● REQUIRED ACTION
State only the count of lines in the listing below that hold "JSON".

● TASK MATERIAL
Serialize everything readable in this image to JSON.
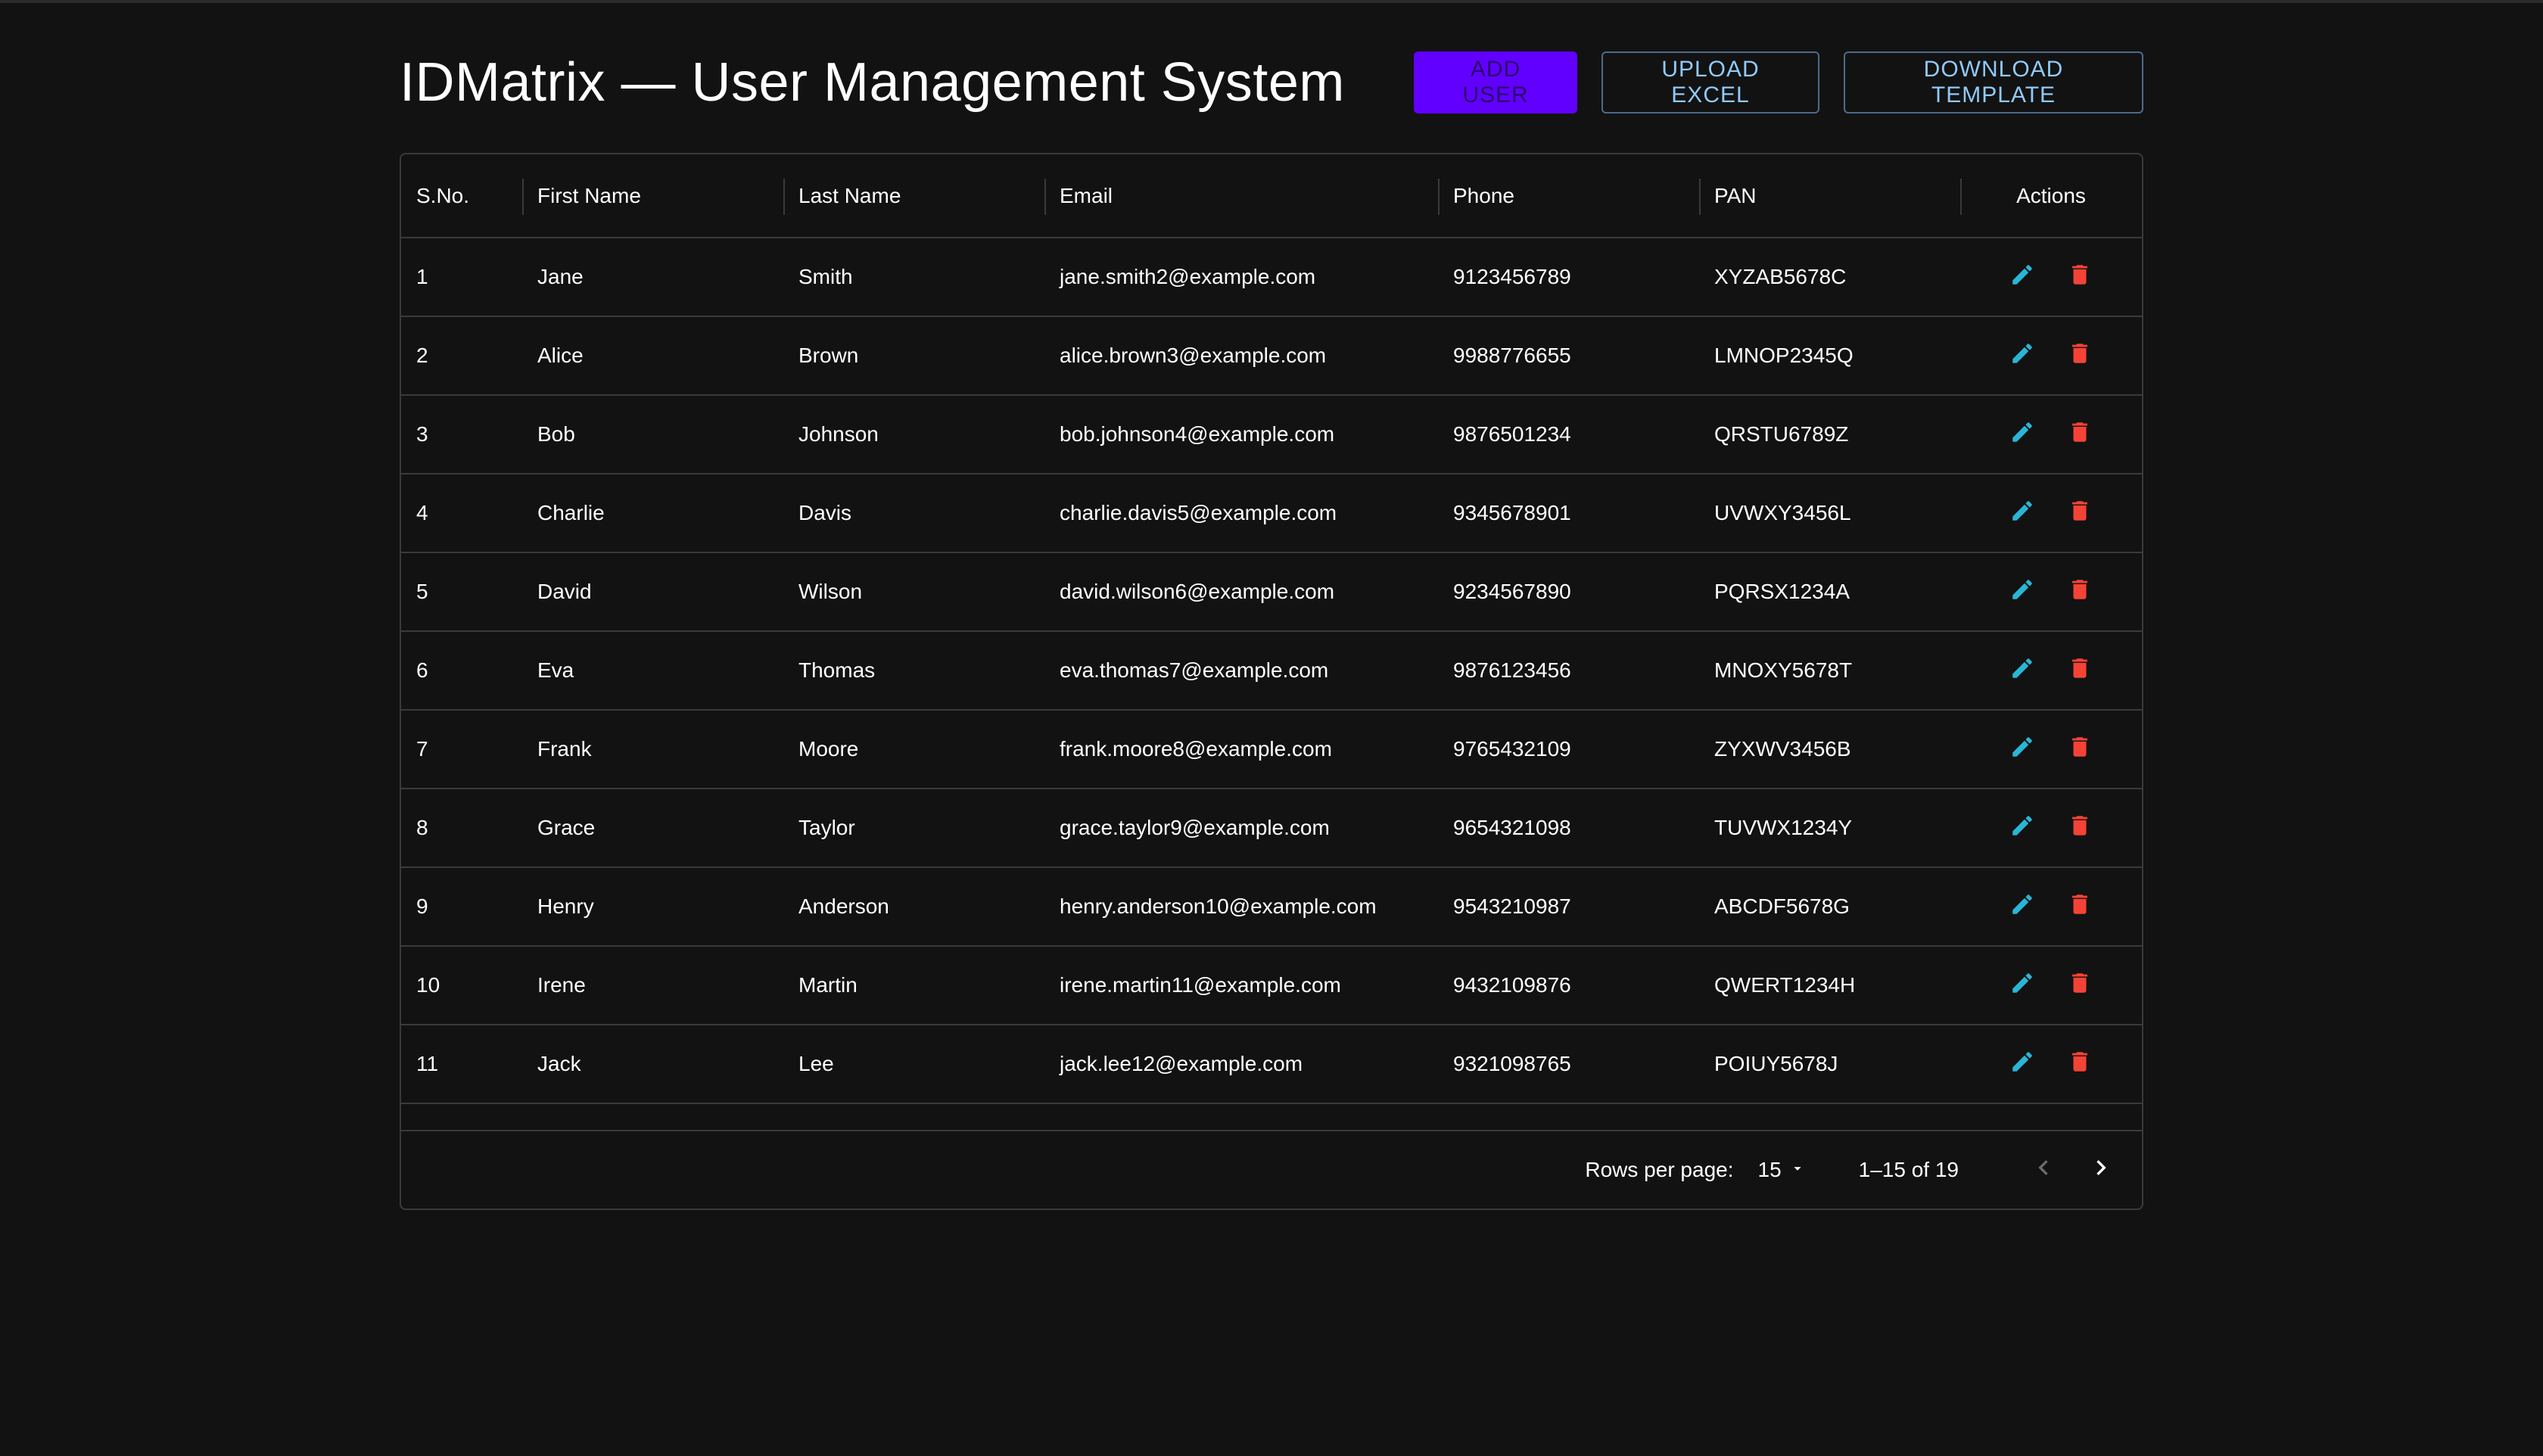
{
  "app": {
    "title": "IDMatrix — User Management System"
  },
  "toolbar": {
    "add_label": "ADD USER",
    "upload_label": "UPLOAD EXCEL",
    "download_label": "DOWNLOAD TEMPLATE"
  },
  "table": {
    "headers": {
      "sno": "S.No.",
      "first": "First Name",
      "last": "Last Name",
      "email": "Email",
      "phone": "Phone",
      "pan": "PAN",
      "actions": "Actions"
    },
    "rows": [
      {
        "sno": "1",
        "first": "Jane",
        "last": "Smith",
        "email": "jane.smith2@example.com",
        "phone": "9123456789",
        "pan": "XYZAB5678C"
      },
      {
        "sno": "2",
        "first": "Alice",
        "last": "Brown",
        "email": "alice.brown3@example.com",
        "phone": "9988776655",
        "pan": "LMNOP2345Q"
      },
      {
        "sno": "3",
        "first": "Bob",
        "last": "Johnson",
        "email": "bob.johnson4@example.com",
        "phone": "9876501234",
        "pan": "QRSTU6789Z"
      },
      {
        "sno": "4",
        "first": "Charlie",
        "last": "Davis",
        "email": "charlie.davis5@example.com",
        "phone": "9345678901",
        "pan": "UVWXY3456L"
      },
      {
        "sno": "5",
        "first": "David",
        "last": "Wilson",
        "email": "david.wilson6@example.com",
        "phone": "9234567890",
        "pan": "PQRSX1234A"
      },
      {
        "sno": "6",
        "first": "Eva",
        "last": "Thomas",
        "email": "eva.thomas7@example.com",
        "phone": "9876123456",
        "pan": "MNOXY5678T"
      },
      {
        "sno": "7",
        "first": "Frank",
        "last": "Moore",
        "email": "frank.moore8@example.com",
        "phone": "9765432109",
        "pan": "ZYXWV3456B"
      },
      {
        "sno": "8",
        "first": "Grace",
        "last": "Taylor",
        "email": "grace.taylor9@example.com",
        "phone": "9654321098",
        "pan": "TUVWX1234Y"
      },
      {
        "sno": "9",
        "first": "Henry",
        "last": "Anderson",
        "email": "henry.anderson10@example.com",
        "phone": "9543210987",
        "pan": "ABCDF5678G"
      },
      {
        "sno": "10",
        "first": "Irene",
        "last": "Martin",
        "email": "irene.martin11@example.com",
        "phone": "9432109876",
        "pan": "QWERT1234H"
      },
      {
        "sno": "11",
        "first": "Jack",
        "last": "Lee",
        "email": "jack.lee12@example.com",
        "phone": "9321098765",
        "pan": "POIUY5678J"
      }
    ],
    "row_actions": {
      "edit_icon": "pencil-icon",
      "delete_icon": "trash-icon"
    }
  },
  "pagination": {
    "rows_per_page_label": "Rows per page:",
    "rows_per_page_value": "15",
    "range_text": "1–15 of 19"
  },
  "colors": {
    "background": "#121212",
    "primary": "#6200ff",
    "outline_text": "#90caf9",
    "edit_icon": "#29b6d6",
    "delete_icon": "#f44336",
    "border": "#3a3a3a"
  }
}
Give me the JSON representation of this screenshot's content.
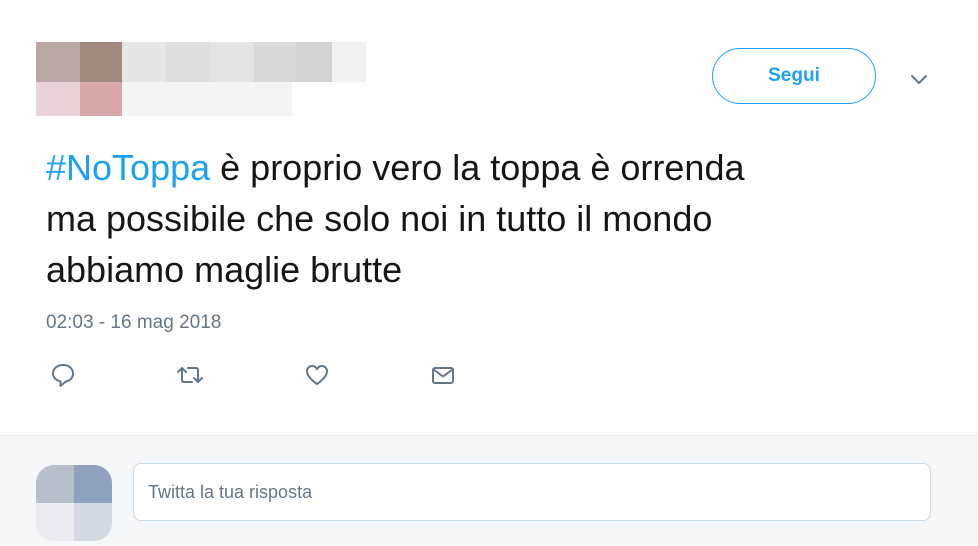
{
  "tweet": {
    "follow_label": "Segui",
    "hashtag": "#NoToppa",
    "text_line1": " è proprio vero la toppa è orrenda",
    "text_line2": "ma possibile che solo noi in tutto il mondo",
    "text_line3": "abbiamo maglie brutte",
    "timestamp": "02:03 - 16 mag 2018"
  },
  "icons": {
    "reply": "speech-bubble-icon",
    "retweet": "retweet-icon",
    "like": "heart-icon",
    "message": "envelope-icon",
    "more": "chevron-down-icon"
  },
  "reply_box": {
    "placeholder": "Twitta la tua risposta"
  },
  "colors": {
    "accent": "#1da1f2",
    "text": "#14171a",
    "muted": "#657786",
    "reply_bg": "#f5f8fa"
  }
}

● RESULT FOR THIS TASK
2